What to do. In how many lines of these records does the word "dartz" appear? Give the number by itself.

(Extracted records)
-- Opening Marker --

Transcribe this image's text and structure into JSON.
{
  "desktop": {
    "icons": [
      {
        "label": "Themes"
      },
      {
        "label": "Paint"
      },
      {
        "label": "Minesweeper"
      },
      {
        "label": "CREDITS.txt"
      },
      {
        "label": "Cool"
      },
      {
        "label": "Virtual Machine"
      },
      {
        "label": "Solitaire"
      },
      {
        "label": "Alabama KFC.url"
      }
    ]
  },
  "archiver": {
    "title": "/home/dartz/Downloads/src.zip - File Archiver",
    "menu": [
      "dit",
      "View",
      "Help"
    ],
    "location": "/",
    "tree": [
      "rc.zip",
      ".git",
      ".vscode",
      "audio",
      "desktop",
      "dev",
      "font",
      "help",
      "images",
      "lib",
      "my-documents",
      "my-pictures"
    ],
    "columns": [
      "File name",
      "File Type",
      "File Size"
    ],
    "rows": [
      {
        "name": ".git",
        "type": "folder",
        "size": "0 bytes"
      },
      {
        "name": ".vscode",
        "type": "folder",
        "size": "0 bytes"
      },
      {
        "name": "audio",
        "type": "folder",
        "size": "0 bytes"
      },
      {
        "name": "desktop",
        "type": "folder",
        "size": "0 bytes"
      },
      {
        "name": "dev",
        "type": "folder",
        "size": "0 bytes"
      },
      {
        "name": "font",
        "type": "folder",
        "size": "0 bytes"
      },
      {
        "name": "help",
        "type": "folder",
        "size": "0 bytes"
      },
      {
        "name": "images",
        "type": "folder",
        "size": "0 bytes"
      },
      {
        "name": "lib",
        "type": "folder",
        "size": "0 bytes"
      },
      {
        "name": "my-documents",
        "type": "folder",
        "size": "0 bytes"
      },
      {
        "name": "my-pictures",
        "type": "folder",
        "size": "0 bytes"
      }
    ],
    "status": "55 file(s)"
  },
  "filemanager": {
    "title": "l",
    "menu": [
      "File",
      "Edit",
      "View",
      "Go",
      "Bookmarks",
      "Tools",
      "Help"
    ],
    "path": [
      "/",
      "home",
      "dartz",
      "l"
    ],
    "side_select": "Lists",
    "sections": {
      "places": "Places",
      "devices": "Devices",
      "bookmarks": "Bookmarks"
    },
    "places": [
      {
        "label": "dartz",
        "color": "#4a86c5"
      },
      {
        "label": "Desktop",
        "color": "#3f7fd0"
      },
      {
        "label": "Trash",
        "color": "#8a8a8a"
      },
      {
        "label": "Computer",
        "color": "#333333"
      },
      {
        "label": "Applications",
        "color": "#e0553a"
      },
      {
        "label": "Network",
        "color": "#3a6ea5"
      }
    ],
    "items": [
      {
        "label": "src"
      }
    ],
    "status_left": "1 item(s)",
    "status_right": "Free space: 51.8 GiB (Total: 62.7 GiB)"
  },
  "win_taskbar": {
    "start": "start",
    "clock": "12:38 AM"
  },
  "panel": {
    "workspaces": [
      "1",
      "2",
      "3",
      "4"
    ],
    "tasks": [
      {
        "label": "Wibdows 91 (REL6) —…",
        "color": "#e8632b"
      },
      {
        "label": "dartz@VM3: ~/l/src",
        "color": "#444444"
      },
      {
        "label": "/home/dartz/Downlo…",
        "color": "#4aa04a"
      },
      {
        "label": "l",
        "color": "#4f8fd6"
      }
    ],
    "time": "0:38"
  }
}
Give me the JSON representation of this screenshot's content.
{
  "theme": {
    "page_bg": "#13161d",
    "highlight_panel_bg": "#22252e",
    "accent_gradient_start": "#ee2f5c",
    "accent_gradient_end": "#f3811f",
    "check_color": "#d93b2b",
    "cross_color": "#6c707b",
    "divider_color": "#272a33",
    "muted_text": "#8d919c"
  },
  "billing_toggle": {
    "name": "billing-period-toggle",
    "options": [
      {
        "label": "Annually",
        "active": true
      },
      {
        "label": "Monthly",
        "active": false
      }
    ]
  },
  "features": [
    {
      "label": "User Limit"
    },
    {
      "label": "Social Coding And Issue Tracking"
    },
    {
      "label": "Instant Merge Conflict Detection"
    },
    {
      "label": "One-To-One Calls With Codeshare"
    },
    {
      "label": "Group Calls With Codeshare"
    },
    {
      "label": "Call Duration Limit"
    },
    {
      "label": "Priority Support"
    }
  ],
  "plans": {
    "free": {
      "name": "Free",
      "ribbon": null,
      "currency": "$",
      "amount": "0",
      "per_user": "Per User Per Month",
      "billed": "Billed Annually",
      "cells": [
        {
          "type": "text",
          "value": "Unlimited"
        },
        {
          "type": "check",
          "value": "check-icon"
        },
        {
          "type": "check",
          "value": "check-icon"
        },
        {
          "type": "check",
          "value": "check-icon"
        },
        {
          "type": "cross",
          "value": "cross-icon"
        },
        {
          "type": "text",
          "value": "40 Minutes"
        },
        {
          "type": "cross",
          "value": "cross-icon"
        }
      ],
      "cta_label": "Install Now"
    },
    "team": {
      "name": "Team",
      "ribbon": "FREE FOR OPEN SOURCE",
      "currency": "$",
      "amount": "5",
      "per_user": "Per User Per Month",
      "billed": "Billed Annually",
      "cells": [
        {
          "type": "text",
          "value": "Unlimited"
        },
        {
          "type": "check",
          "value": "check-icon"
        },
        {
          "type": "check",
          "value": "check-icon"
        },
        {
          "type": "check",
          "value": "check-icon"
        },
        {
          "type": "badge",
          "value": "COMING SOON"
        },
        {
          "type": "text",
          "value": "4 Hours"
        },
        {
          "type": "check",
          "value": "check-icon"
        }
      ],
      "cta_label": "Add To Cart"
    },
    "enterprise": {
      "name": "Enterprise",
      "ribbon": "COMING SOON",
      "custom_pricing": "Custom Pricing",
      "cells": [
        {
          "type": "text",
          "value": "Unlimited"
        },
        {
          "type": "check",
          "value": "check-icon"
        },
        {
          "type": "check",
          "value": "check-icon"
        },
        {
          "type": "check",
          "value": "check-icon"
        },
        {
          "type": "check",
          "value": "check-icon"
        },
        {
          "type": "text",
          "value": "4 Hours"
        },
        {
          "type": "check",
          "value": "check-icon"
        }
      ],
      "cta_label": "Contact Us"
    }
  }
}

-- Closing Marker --
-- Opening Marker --

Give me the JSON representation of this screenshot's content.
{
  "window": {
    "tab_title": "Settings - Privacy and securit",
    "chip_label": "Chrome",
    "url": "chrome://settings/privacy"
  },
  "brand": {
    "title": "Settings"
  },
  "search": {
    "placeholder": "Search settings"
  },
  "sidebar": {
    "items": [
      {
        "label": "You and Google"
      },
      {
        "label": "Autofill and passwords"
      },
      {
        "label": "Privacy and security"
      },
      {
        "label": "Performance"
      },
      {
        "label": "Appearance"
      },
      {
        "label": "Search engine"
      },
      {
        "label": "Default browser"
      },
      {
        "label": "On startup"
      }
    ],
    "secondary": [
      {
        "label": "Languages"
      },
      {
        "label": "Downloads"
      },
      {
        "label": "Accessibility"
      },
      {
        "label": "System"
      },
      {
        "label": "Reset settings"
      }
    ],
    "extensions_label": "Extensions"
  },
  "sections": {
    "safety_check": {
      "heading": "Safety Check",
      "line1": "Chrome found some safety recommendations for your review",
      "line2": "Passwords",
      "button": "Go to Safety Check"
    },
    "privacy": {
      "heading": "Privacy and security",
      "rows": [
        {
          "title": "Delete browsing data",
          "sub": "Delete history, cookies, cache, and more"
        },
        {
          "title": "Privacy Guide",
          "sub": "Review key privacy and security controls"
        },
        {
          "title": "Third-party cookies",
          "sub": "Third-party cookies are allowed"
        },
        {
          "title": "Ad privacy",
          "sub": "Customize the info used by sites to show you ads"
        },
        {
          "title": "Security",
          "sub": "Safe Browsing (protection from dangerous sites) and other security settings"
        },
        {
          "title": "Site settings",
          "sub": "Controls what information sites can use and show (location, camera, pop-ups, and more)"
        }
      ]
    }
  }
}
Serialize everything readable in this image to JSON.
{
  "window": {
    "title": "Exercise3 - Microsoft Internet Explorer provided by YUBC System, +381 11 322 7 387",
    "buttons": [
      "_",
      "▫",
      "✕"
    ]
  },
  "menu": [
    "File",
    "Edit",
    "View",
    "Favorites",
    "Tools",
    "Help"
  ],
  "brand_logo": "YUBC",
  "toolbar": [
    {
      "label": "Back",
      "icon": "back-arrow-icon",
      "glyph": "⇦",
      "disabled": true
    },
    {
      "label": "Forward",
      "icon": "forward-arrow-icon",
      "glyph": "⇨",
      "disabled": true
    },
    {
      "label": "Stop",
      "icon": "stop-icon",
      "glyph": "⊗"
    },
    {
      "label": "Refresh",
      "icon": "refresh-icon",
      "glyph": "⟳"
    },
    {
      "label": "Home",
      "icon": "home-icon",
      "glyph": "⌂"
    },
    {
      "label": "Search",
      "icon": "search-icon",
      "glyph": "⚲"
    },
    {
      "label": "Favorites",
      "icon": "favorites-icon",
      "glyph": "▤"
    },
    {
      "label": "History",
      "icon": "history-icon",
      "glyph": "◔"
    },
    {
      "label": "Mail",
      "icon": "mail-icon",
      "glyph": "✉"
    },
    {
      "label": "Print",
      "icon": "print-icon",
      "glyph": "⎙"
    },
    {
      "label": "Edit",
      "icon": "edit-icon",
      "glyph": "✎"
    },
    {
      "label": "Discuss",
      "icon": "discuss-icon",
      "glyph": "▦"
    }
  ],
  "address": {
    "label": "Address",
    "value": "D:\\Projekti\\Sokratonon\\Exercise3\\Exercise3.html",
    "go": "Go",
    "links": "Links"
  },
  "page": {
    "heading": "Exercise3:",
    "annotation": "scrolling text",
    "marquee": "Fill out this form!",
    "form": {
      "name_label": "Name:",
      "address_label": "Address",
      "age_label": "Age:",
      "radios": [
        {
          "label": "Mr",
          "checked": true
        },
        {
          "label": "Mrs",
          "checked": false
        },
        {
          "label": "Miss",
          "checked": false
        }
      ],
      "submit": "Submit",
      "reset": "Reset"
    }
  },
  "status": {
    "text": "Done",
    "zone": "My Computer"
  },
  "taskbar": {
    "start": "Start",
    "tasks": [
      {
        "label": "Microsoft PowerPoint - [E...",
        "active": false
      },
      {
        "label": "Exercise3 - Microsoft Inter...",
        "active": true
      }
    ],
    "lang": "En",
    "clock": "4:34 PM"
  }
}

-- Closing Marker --

Expected output. 5